(Excerpts from an interface dataset)

★ ★ ★ ★ ★

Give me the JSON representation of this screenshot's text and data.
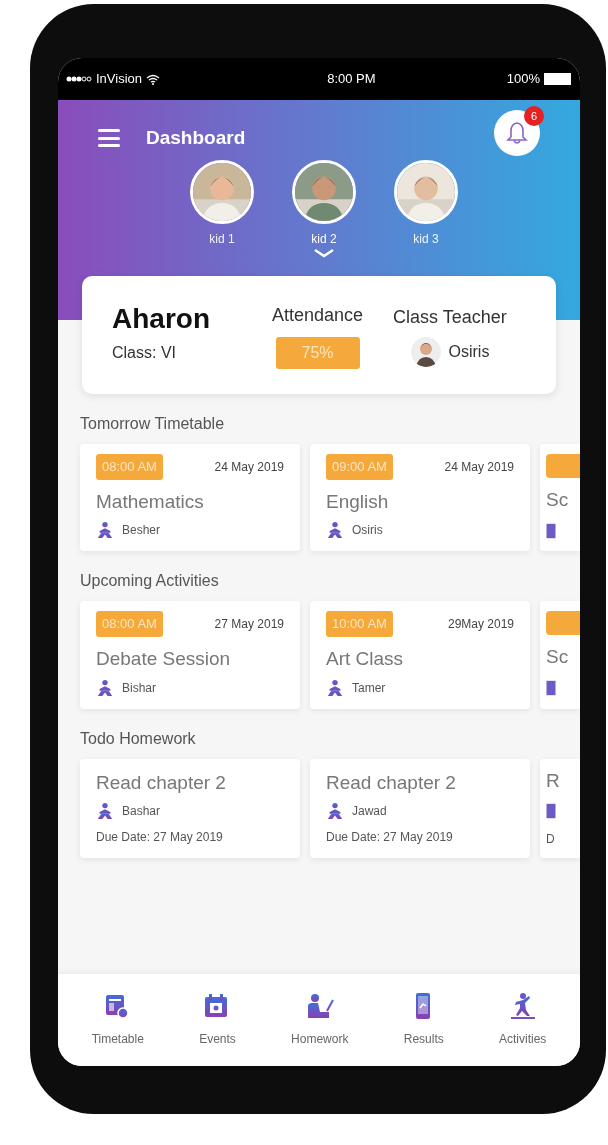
{
  "status_bar": {
    "carrier": "InVision",
    "time": "8:00 PM",
    "battery": "100%"
  },
  "header": {
    "title": "Dashboard",
    "notifications": "6"
  },
  "kids": [
    {
      "name": "kid 1",
      "selected": false
    },
    {
      "name": "kid 2",
      "selected": true
    },
    {
      "name": "kid 3",
      "selected": false
    }
  ],
  "student": {
    "name": "Aharon",
    "class": "Class: VI",
    "attendance_label": "Attendance",
    "attendance": "75%",
    "teacher_label": "Class Teacher",
    "teacher": "Osiris"
  },
  "sections": [
    {
      "title": "Tomorrow Timetable",
      "cards": [
        {
          "kind": "full",
          "time": "08:00 AM",
          "date": "24 May 2019",
          "title": "Mathematics",
          "teacher": "Besher"
        },
        {
          "kind": "full",
          "time": "09:00 AM",
          "date": "24 May 2019",
          "title": "English",
          "teacher": "Osiris"
        },
        {
          "kind": "partial",
          "title": "Sc",
          "timed": true
        }
      ]
    },
    {
      "title": "Upcoming Activities",
      "cards": [
        {
          "kind": "full",
          "time": "08:00 AM",
          "date": "27 May 2019",
          "title": "Debate Session",
          "teacher": "Bishar"
        },
        {
          "kind": "full",
          "time": "10:00 AM",
          "date": "29May 2019",
          "title": "Art Class",
          "teacher": "Tamer"
        },
        {
          "kind": "partial",
          "title": "Sc",
          "timed": true
        }
      ]
    },
    {
      "title": "Todo Homework",
      "cards": [
        {
          "kind": "full",
          "title": "Read chapter 2",
          "teacher": "Bashar",
          "due": "Due Date: 27 May 2019"
        },
        {
          "kind": "full",
          "title": "Read chapter 2",
          "teacher": "Jawad",
          "due": "Due Date: 27 May 2019"
        },
        {
          "kind": "partial",
          "title": "R",
          "due": "D",
          "timed": false
        }
      ]
    }
  ],
  "nav": [
    {
      "kind": "timetable",
      "label": "Timetable"
    },
    {
      "kind": "events",
      "label": "Events"
    },
    {
      "kind": "homework",
      "label": "Homework"
    },
    {
      "kind": "results",
      "label": "Results"
    },
    {
      "kind": "activities",
      "label": "Activities"
    }
  ]
}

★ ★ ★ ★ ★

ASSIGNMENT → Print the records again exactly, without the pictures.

RESPONSE BOX →
Give me the JSON representation of this screenshot's text and data.
{
  "status_bar": {
    "carrier": "InVision",
    "time": "8:00 PM",
    "battery": "100%"
  },
  "header": {
    "title": "Dashboard",
    "notifications": "6"
  },
  "kids": [
    {
      "name": "kid 1",
      "selected": false
    },
    {
      "name": "kid 2",
      "selected": true
    },
    {
      "name": "kid 3",
      "selected": false
    }
  ],
  "student": {
    "name": "Aharon",
    "class": "Class: VI",
    "attendance_label": "Attendance",
    "attendance": "75%",
    "teacher_label": "Class Teacher",
    "teacher": "Osiris"
  },
  "sections": [
    {
      "title": "Tomorrow Timetable",
      "cards": [
        {
          "kind": "full",
          "time": "08:00 AM",
          "date": "24 May 2019",
          "title": "Mathematics",
          "teacher": "Besher"
        },
        {
          "kind": "full",
          "time": "09:00 AM",
          "date": "24 May 2019",
          "title": "English",
          "teacher": "Osiris"
        },
        {
          "kind": "partial",
          "title": "Sc",
          "timed": true
        }
      ]
    },
    {
      "title": "Upcoming Activities",
      "cards": [
        {
          "kind": "full",
          "time": "08:00 AM",
          "date": "27 May 2019",
          "title": "Debate Session",
          "teacher": "Bishar"
        },
        {
          "kind": "full",
          "time": "10:00 AM",
          "date": "29May 2019",
          "title": "Art Class",
          "teacher": "Tamer"
        },
        {
          "kind": "partial",
          "title": "Sc",
          "timed": true
        }
      ]
    },
    {
      "title": "Todo Homework",
      "cards": [
        {
          "kind": "full",
          "title": "Read chapter 2",
          "teacher": "Bashar",
          "due": "Due Date: 27 May 2019"
        },
        {
          "kind": "full",
          "title": "Read chapter 2",
          "teacher": "Jawad",
          "due": "Due Date: 27 May 2019"
        },
        {
          "kind": "partial",
          "title": "R",
          "due": "D",
          "timed": false
        }
      ]
    }
  ],
  "nav": [
    {
      "kind": "timetable",
      "label": "Timetable"
    },
    {
      "kind": "events",
      "label": "Events"
    },
    {
      "kind": "homework",
      "label": "Homework"
    },
    {
      "kind": "results",
      "label": "Results"
    },
    {
      "kind": "activities",
      "label": "Activities"
    }
  ]
}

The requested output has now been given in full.